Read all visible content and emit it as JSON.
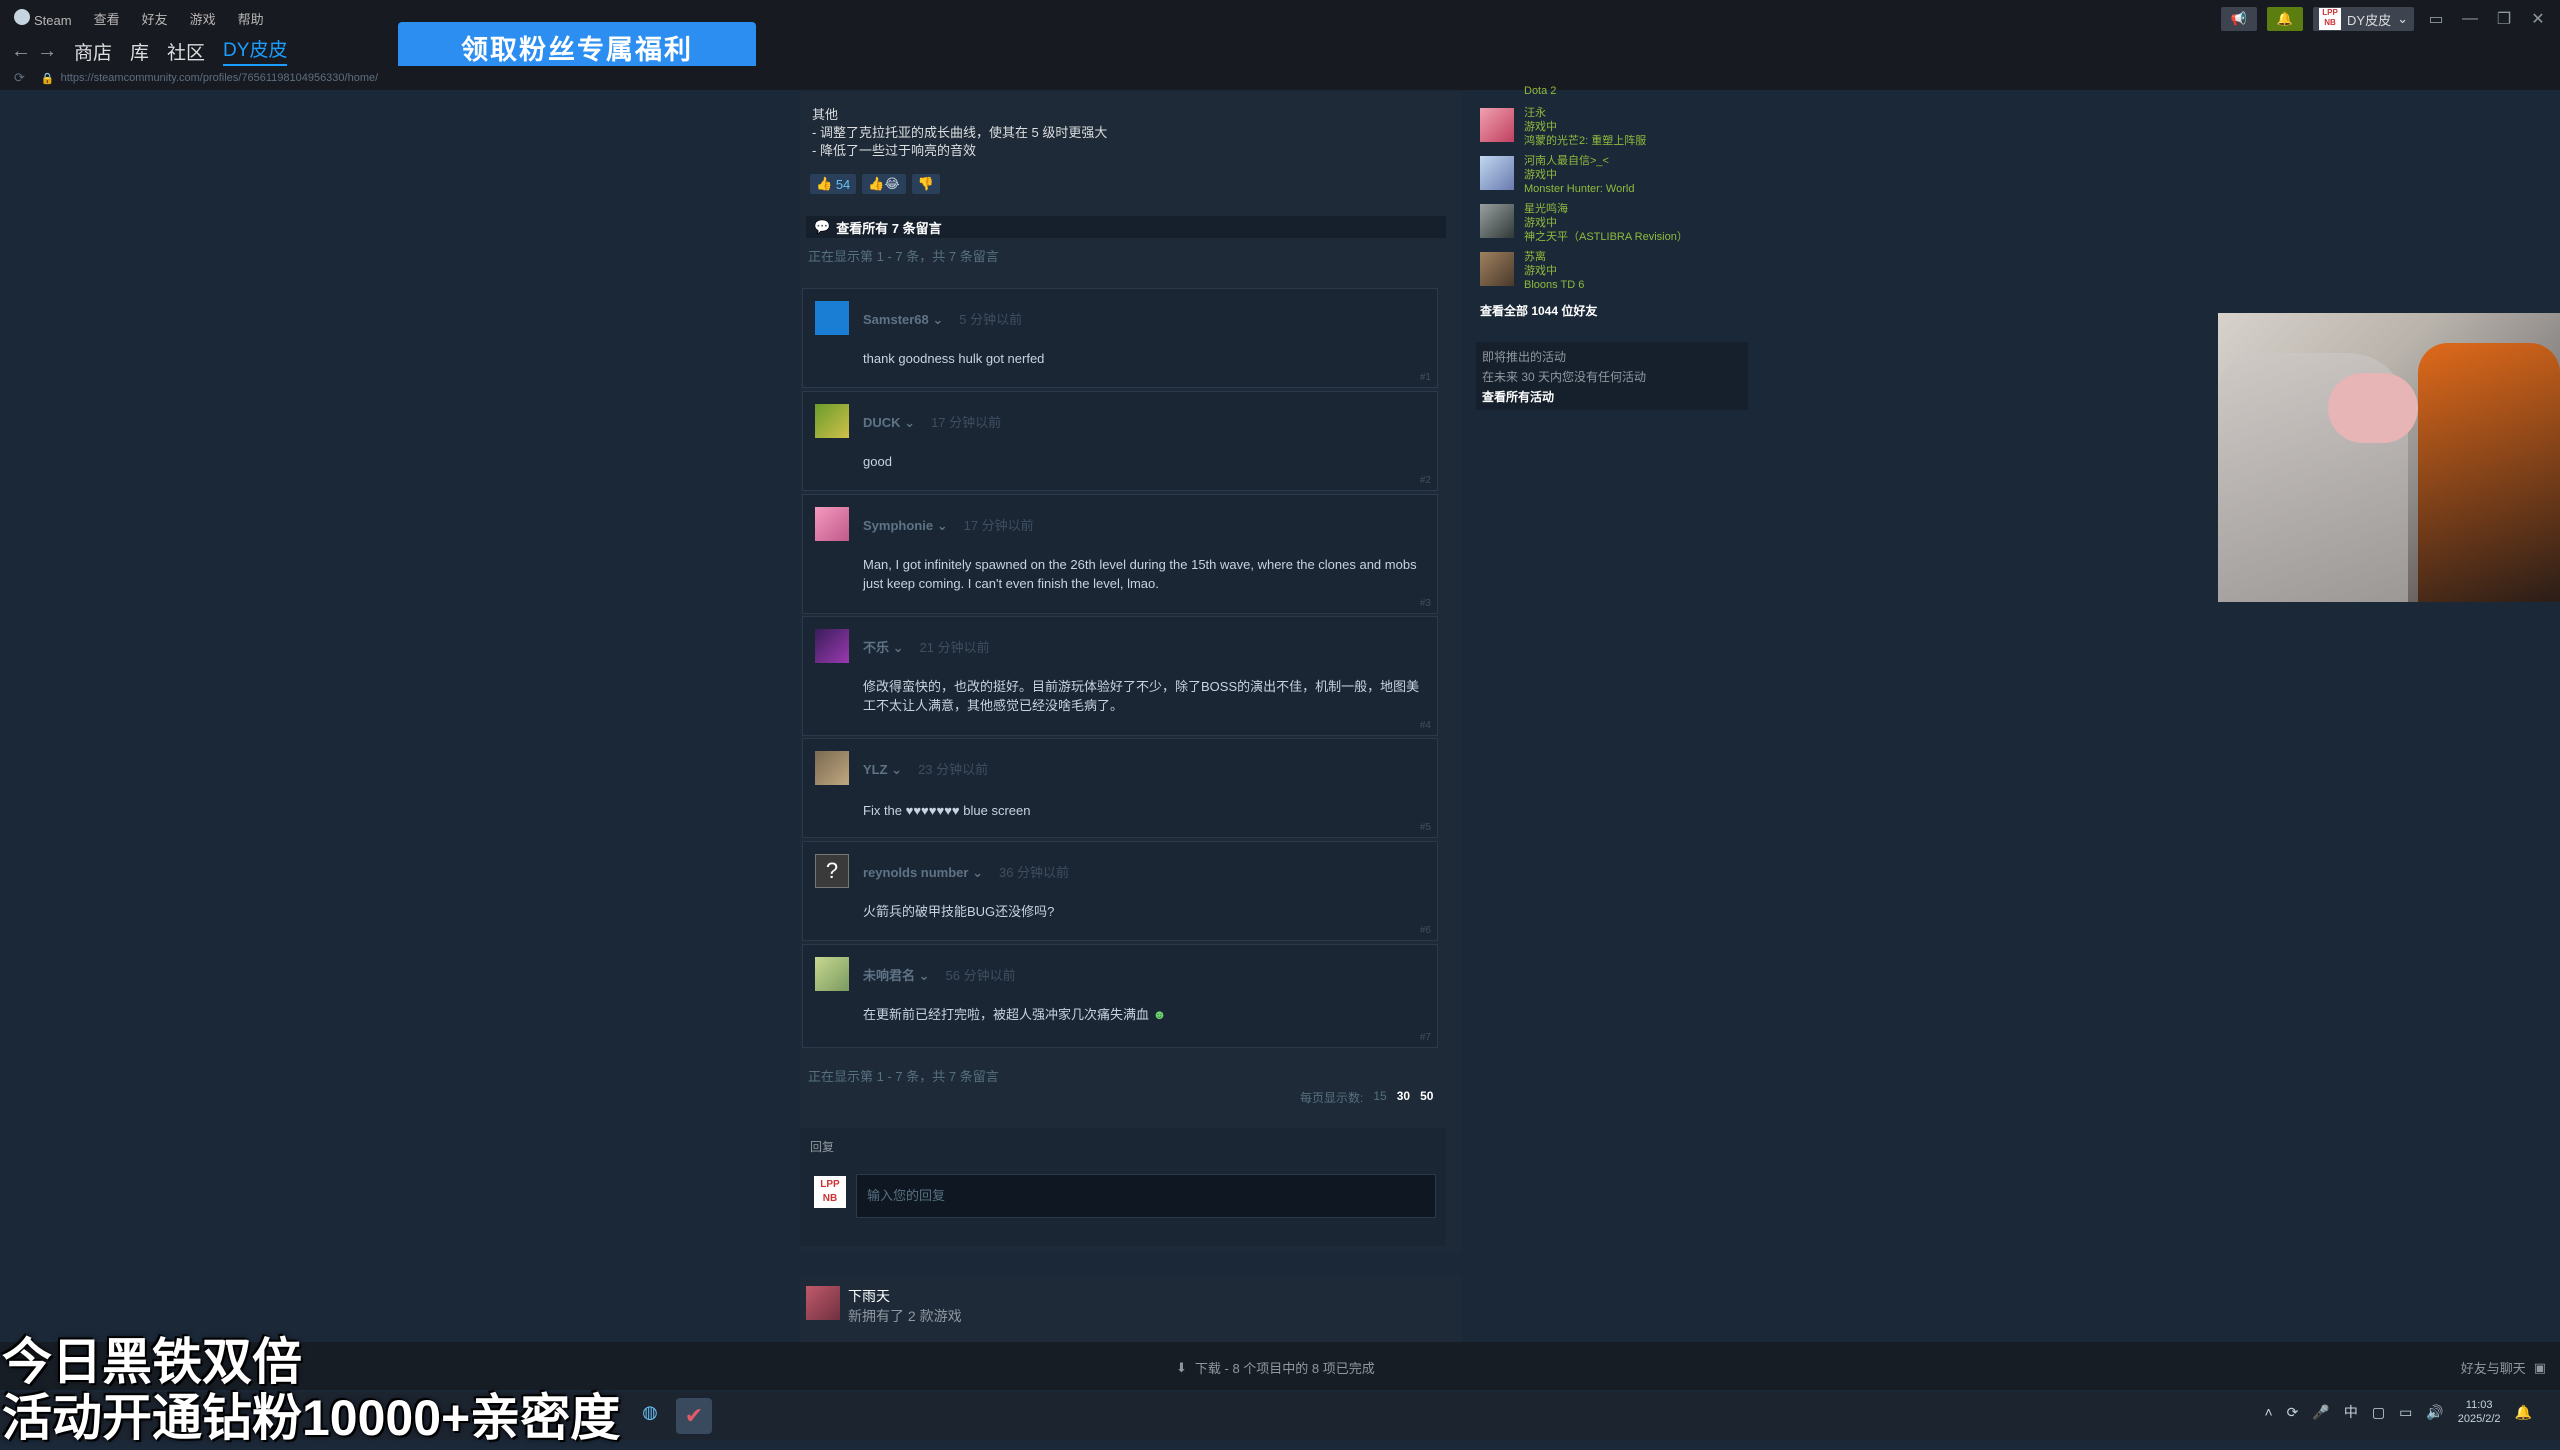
{
  "window": {
    "menu": [
      "Steam",
      "查看",
      "好友",
      "游戏",
      "帮助"
    ],
    "nav_tabs": [
      "商店",
      "库",
      "社区",
      "DY皮皮"
    ],
    "url": "https://steamcommunity.com/profiles/76561198104956330/home/",
    "promo_banner": "领取粉丝专属福利",
    "user_name": "DY皮皮",
    "user_avatar_text": "LPP NB"
  },
  "post": {
    "section": "其他",
    "lines": [
      "- 调整了克拉托亚的成长曲线，使其在 5 级时更强大",
      "- 降低了一些过于响亮的音效"
    ],
    "likes": "54"
  },
  "comments_header": "查看所有 7 条留言",
  "paging_text": "正在显示第 1 - 7 条，共 7 条留言",
  "comments": [
    {
      "name": "Samster68",
      "time": "5 分钟以前",
      "text": "thank goodness hulk got nerfed",
      "num": "#1"
    },
    {
      "name": "DUCK",
      "time": "17 分钟以前",
      "text": "good",
      "num": "#2"
    },
    {
      "name": "Symphonie",
      "time": "17 分钟以前",
      "text": "Man, I got infinitely spawned on the 26th level during the 15th wave, where the clones and mobs just keep coming. I can't even finish the level, lmao.",
      "num": "#3"
    },
    {
      "name": "不乐",
      "time": "21 分钟以前",
      "text": "修改得蛮快的，也改的挺好。目前游玩体验好了不少，除了BOSS的演出不佳，机制一般，地图美工不太让人满意，其他感觉已经没啥毛病了。",
      "num": "#4"
    },
    {
      "name": "YLZ",
      "time": "23 分钟以前",
      "text": "Fix the ♥♥♥♥♥♥♥ blue screen",
      "num": "#5"
    },
    {
      "name": "reynolds number",
      "time": "36 分钟以前",
      "text": "火箭兵的破甲技能BUG还没修吗?",
      "num": "#6"
    },
    {
      "name": "未响君名",
      "time": "56 分钟以前",
      "text": "在更新前已经打完啦，被超人强冲家几次痛失满血",
      "num": "#7"
    }
  ],
  "per_page": {
    "label": "每页显示数:",
    "options": [
      "15",
      "30",
      "50"
    ]
  },
  "reply": {
    "label": "回复",
    "placeholder": "输入您的回复"
  },
  "next_post": {
    "user": "下雨天",
    "text": "新拥有了 2 款游戏"
  },
  "friends": [
    {
      "name": "Dota 2",
      "status": "",
      "game": ""
    },
    {
      "name": "汪永",
      "status": "游戏中",
      "game": "鸿蒙的光芒2: 重塑上阵服"
    },
    {
      "name": "河南人最自信>_<",
      "status": "游戏中",
      "game": "Monster Hunter: World"
    },
    {
      "name": "星光鸣海",
      "status": "游戏中",
      "game": "神之天平（ASTLIBRA Revision）"
    },
    {
      "name": "苏离",
      "status": "游戏中",
      "game": "Bloons TD 6"
    }
  ],
  "friends_all": "查看全部 1044 位好友",
  "events": {
    "title": "即将推出的活动",
    "text": "在未来 30 天内您没有任何活动",
    "link": "查看所有活动"
  },
  "statusbar": {
    "download": "下载 - 8 个项目中的 8 项已完成",
    "friends_chat": "好友与聊天"
  },
  "overlay": {
    "line1": "今日黑铁双倍",
    "line2": "活动开通钻粉10000+亲密度"
  },
  "taskbar": {
    "time": "11:03",
    "date": "2025/2/2",
    "ime": "中"
  }
}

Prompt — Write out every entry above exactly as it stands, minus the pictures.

Answer box —
Read all visible content and emit it as JSON.
{
  "window": {
    "menu": [
      "Steam",
      "查看",
      "好友",
      "游戏",
      "帮助"
    ],
    "nav_tabs": [
      "商店",
      "库",
      "社区",
      "DY皮皮"
    ],
    "url": "https://steamcommunity.com/profiles/76561198104956330/home/",
    "promo_banner": "领取粉丝专属福利",
    "user_name": "DY皮皮",
    "user_avatar_text": "LPP NB"
  },
  "post": {
    "section": "其他",
    "lines": [
      "- 调整了克拉托亚的成长曲线，使其在 5 级时更强大",
      "- 降低了一些过于响亮的音效"
    ],
    "likes": "54"
  },
  "comments_header": "查看所有 7 条留言",
  "paging_text": "正在显示第 1 - 7 条，共 7 条留言",
  "comments": [
    {
      "name": "Samster68",
      "time": "5 分钟以前",
      "text": "thank goodness hulk got nerfed",
      "num": "#1"
    },
    {
      "name": "DUCK",
      "time": "17 分钟以前",
      "text": "good",
      "num": "#2"
    },
    {
      "name": "Symphonie",
      "time": "17 分钟以前",
      "text": "Man, I got infinitely spawned on the 26th level during the 15th wave, where the clones and mobs just keep coming. I can't even finish the level, lmao.",
      "num": "#3"
    },
    {
      "name": "不乐",
      "time": "21 分钟以前",
      "text": "修改得蛮快的，也改的挺好。目前游玩体验好了不少，除了BOSS的演出不佳，机制一般，地图美工不太让人满意，其他感觉已经没啥毛病了。",
      "num": "#4"
    },
    {
      "name": "YLZ",
      "time": "23 分钟以前",
      "text": "Fix the ♥♥♥♥♥♥♥ blue screen",
      "num": "#5"
    },
    {
      "name": "reynolds number",
      "time": "36 分钟以前",
      "text": "火箭兵的破甲技能BUG还没修吗?",
      "num": "#6"
    },
    {
      "name": "未响君名",
      "time": "56 分钟以前",
      "text": "在更新前已经打完啦，被超人强冲家几次痛失满血",
      "num": "#7"
    }
  ],
  "per_page": {
    "label": "每页显示数:",
    "options": [
      "15",
      "30",
      "50"
    ]
  },
  "reply": {
    "label": "回复",
    "placeholder": "输入您的回复"
  },
  "next_post": {
    "user": "下雨天",
    "text": "新拥有了 2 款游戏"
  },
  "friends": [
    {
      "name": "Dota 2",
      "status": "",
      "game": ""
    },
    {
      "name": "汪永",
      "status": "游戏中",
      "game": "鸿蒙的光芒2: 重塑上阵服"
    },
    {
      "name": "河南人最自信>_<",
      "status": "游戏中",
      "game": "Monster Hunter: World"
    },
    {
      "name": "星光鸣海",
      "status": "游戏中",
      "game": "神之天平（ASTLIBRA Revision）"
    },
    {
      "name": "苏离",
      "status": "游戏中",
      "game": "Bloons TD 6"
    }
  ],
  "friends_all": "查看全部 1044 位好友",
  "events": {
    "title": "即将推出的活动",
    "text": "在未来 30 天内您没有任何活动",
    "link": "查看所有活动"
  },
  "statusbar": {
    "download": "下载 - 8 个项目中的 8 项已完成",
    "friends_chat": "好友与聊天"
  },
  "overlay": {
    "line1": "今日黑铁双倍",
    "line2": "活动开通钻粉10000+亲密度"
  },
  "taskbar": {
    "time": "11:03",
    "date": "2025/2/2",
    "ime": "中"
  }
}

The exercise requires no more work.